Alaska Pollock is one of the largest sustainable fisheries in the world and is divided in to two stocks, the Bering Sea/Aleutian Island stock and the Gulf of Alaska stock. The Eastern Bering Sea fishery is the largest by volume in the United States with annual total allowable catches of 1.3 million tons. From 1977-2011 the average catch from the eastern Bering Sea was 1.17 million tons. From 2012-2014 the catch of eastern Bering Sea Pollock increased to an average of 1.26 million tons. The Gulf of Alaska stock is much smaller than the eastern Bering Sea stock. Over the last two decades there have been relatively low abundance of Pollock in the Gulf of Alaska, but the population appears to be stable .
Harvesting: Fishing methods for the eastern Bering Sea consist of catcher/processor vessels that process their catch at sea and trawl catchers that transport their catch onshore for processing . 90% of the fish caught from the Gulf of Alaska are done by pelagic trawl.
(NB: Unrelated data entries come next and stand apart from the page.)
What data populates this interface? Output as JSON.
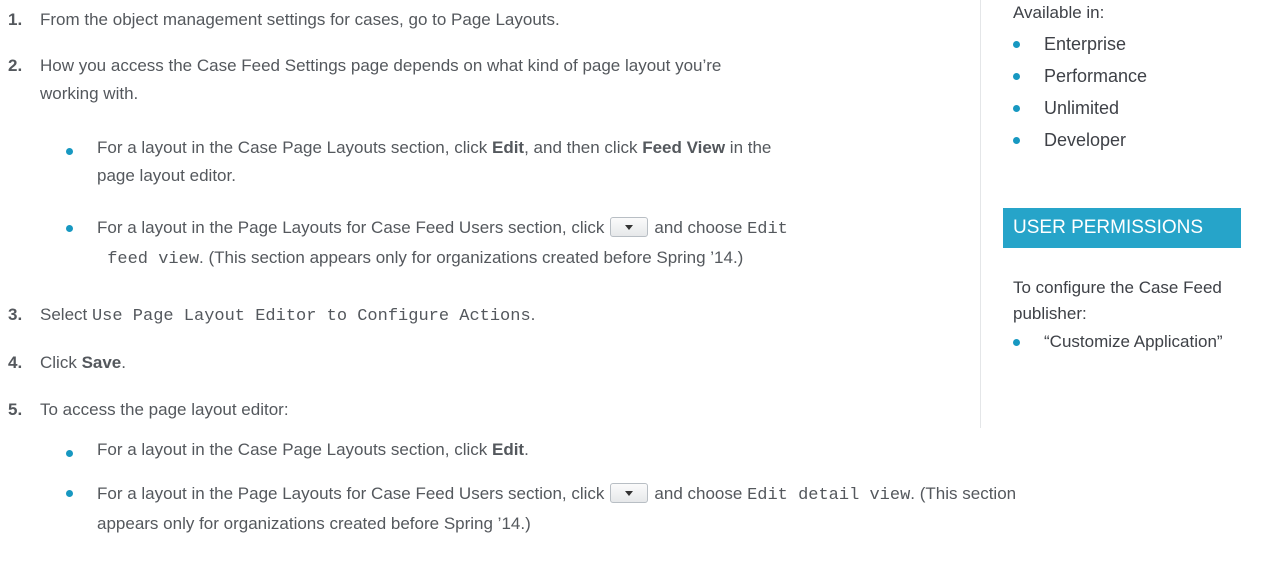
{
  "steps": [
    {
      "num": "1.",
      "text": "From the object management settings for cases, go to Page Layouts."
    },
    {
      "num": "2.",
      "line1": "How you access the Case Feed Settings page depends on what kind of page layout you’re",
      "line2": "working with."
    },
    {
      "num": "3.",
      "prefix": "Select ",
      "code": "Use Page Layout Editor to Configure Actions",
      "suffix": "."
    },
    {
      "num": "4.",
      "prefix": "Click ",
      "bold": "Save",
      "suffix": "."
    },
    {
      "num": "5.",
      "text": "To access the page layout editor:"
    }
  ],
  "step2_bullets": [
    {
      "a": "For a layout in the Case Page Layouts section, click ",
      "b1": "Edit",
      "c": ", and then click ",
      "b2": "Feed View",
      "d": " in the",
      "line2": "page layout editor."
    },
    {
      "a": "For a layout in the Page Layouts for Case Feed Users section, click",
      "c": "and choose ",
      "code1": "Edit",
      "code2": "feed view",
      "d": ". (This section appears only for organizations created before Spring ’14.)"
    }
  ],
  "step5_bullets": [
    {
      "a": "For a layout in the Case Page Layouts section, click ",
      "b1": "Edit",
      "d": "."
    },
    {
      "a": "For a layout in the Page Layouts for Case Feed Users section, click",
      "c": "and choose ",
      "code": "Edit detail view",
      "d": ". (This section",
      "line2": "appears only for organizations created before Spring ’14.)"
    }
  ],
  "sidebar": {
    "available_label": "Available in:",
    "editions": [
      "Enterprise",
      "Performance",
      "Unlimited",
      "Developer"
    ],
    "perm_header": "USER PERMISSIONS",
    "perm_line1": "To configure the Case Feed",
    "perm_line2": "publisher:",
    "perm_item": "“Customize Application”"
  },
  "colors": {
    "bullet": "#1798c1",
    "header_bg": "#26a4c9",
    "text": "#54585d"
  }
}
Products that are made from Pollock were valued at $1 billion; products include surimi, fish meal, fillets, deep skin fillets, and roe.
NOAA: Pollock biomass up 60% in Bering Sea: https://www.undercurrentnews.com/2014/09/24/noaa-pollock-biomass-up-60/
Walleye Pollock species page: https://www.fishwatch.gov/seafood_profiles/species/pollock/species_pages/alaska_pollock.htm
Walleye Pollock facts sheet: https://www.afsc.noaa.gov/Education/factsheets/10_Wpoll_FS.pdf
Marine Stewardship Council: